Like many singles Candice Ingram checks her matches on Sundays.

Like many singles Candice Ingram checks her matches on Sundays. Photo: James Alcock

For Candice Ingram, 39, Sundays have become an unofficial dating strategy day. While her coupled-up friends are busy doing couple-y things, the Mosman marketing and events manager is usually re-grouping and going through her eHarmony matches for the week. 

After a busy week of work and socialising with friends, it usually takes her until Sunday to think about her dating situation.

"It's my day of rest and re-grouping," she says. "It's when I'm in the head space to sit down and go through the messages I have and think about who seems nice." 

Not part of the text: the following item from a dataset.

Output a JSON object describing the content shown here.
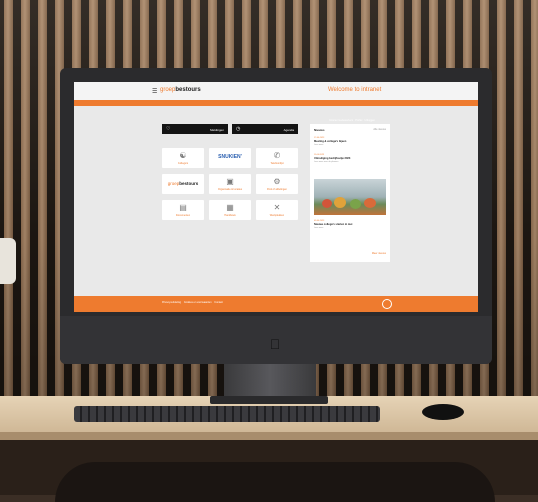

Ingram is certainly not the only single more likely to be looking for love on a Sunday. Over the past six months, dating website RSVP (owned by Fairfax Media, publisher of The Sun-Herald) has had 20 per cent more sign-ups, 22 per cent more "kisses" sent and 21 per cent more activity on the site on Sundays than on other days of the week. 

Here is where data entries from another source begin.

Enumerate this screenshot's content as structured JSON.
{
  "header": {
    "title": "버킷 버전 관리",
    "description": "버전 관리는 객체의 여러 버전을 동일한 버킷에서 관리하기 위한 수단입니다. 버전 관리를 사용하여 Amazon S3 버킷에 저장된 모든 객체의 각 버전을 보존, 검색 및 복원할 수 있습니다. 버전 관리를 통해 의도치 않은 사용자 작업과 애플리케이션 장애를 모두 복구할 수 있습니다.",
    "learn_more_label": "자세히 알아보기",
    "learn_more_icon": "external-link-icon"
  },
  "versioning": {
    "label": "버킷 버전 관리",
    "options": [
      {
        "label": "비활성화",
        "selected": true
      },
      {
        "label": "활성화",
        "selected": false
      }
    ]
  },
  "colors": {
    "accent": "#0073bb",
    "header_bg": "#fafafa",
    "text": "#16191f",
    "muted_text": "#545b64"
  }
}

Tinder and eHarmony also report increased traffic on Sundays, while Oasis says traffic goes up on a Sunday but, for them, peaks on a Monday.

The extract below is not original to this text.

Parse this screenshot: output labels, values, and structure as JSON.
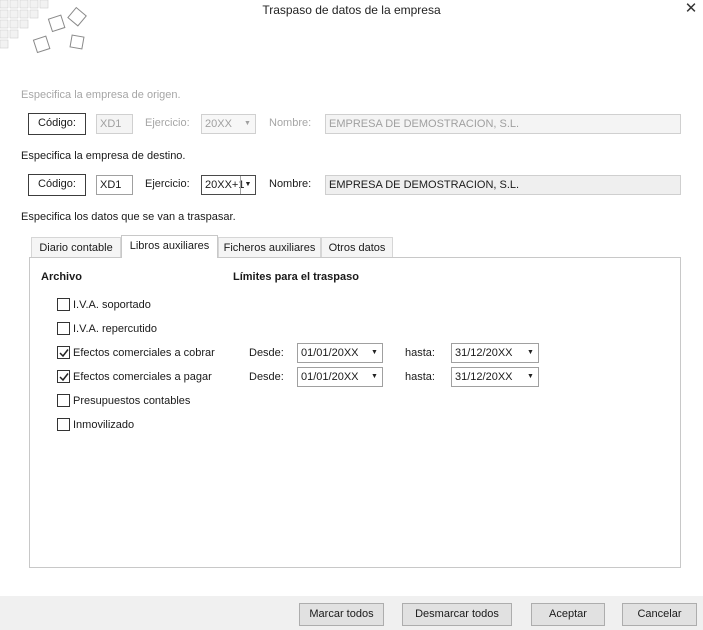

"Being the end of the week, Sunday is a time when singles look back and review what has been going on in their social life – did they meet anyone interesting? Did their dates work out? Did they make the most of the weekend?" says RSVP spokesperson Kari Taylor.

Taylor says RSVP has been gearing up for a particularly busy day today. "Valentine's Day brings the state of your love life to the fore, so February 15th is always a busy day on our site and this year it falls on a Sunday," she says. 

Melanie Schilling, eHarmony dating and relationships expert, says singles often report feeling lonelier on Sundays. "Sunday is often reserved for couples or family time, so singles are often left to their own devices when their coupled-up mates are unavailable," she says. "Sunday can also be a time of reflection as we consider the previous week and prepare for the coming week – this can promote questions like, 'Where am I going in my life?' and, 'Why am I still single?'"

Sexologist and relationship expert Dr Nikki Goldstein, who is single herself, says that singles often suffer a "dating hangover" on Sundays.

"You might have gone out to a bar on a Saturday night and realised how terrible it is to meet somebody in an alcohol-fuelled environment," she says. 

"We get to the point where we think, 'I just don't want to meet somebody that way anymore', so we go online."